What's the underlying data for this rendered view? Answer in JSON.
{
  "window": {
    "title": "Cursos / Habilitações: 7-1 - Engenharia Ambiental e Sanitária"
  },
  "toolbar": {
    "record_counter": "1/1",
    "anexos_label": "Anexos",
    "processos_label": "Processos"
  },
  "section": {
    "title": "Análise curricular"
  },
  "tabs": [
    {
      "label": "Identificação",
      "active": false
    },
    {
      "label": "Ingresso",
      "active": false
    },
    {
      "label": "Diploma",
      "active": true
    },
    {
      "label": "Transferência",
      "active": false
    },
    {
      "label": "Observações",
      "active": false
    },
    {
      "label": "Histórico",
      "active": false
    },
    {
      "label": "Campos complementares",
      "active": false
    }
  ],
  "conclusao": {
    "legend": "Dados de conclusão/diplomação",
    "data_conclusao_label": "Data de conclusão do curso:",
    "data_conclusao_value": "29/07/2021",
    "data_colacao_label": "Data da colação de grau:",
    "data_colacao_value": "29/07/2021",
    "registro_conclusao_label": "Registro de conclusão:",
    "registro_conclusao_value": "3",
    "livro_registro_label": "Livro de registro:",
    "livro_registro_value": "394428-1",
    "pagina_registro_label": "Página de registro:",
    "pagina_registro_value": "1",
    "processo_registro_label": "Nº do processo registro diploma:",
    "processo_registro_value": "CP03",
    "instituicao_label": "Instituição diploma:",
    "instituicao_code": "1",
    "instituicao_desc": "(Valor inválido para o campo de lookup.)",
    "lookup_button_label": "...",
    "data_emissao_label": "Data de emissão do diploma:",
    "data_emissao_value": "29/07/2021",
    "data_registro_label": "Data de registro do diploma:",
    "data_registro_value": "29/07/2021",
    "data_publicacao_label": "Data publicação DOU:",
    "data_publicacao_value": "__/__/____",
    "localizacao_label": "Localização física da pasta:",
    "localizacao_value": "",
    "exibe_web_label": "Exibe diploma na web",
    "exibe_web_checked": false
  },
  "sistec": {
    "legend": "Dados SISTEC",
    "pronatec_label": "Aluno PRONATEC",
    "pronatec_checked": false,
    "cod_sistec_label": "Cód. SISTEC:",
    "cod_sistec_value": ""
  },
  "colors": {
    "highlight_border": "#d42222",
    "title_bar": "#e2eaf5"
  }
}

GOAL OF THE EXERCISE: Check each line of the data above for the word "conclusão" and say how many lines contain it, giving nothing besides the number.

RESULT FOR THIS EXERCISE: 3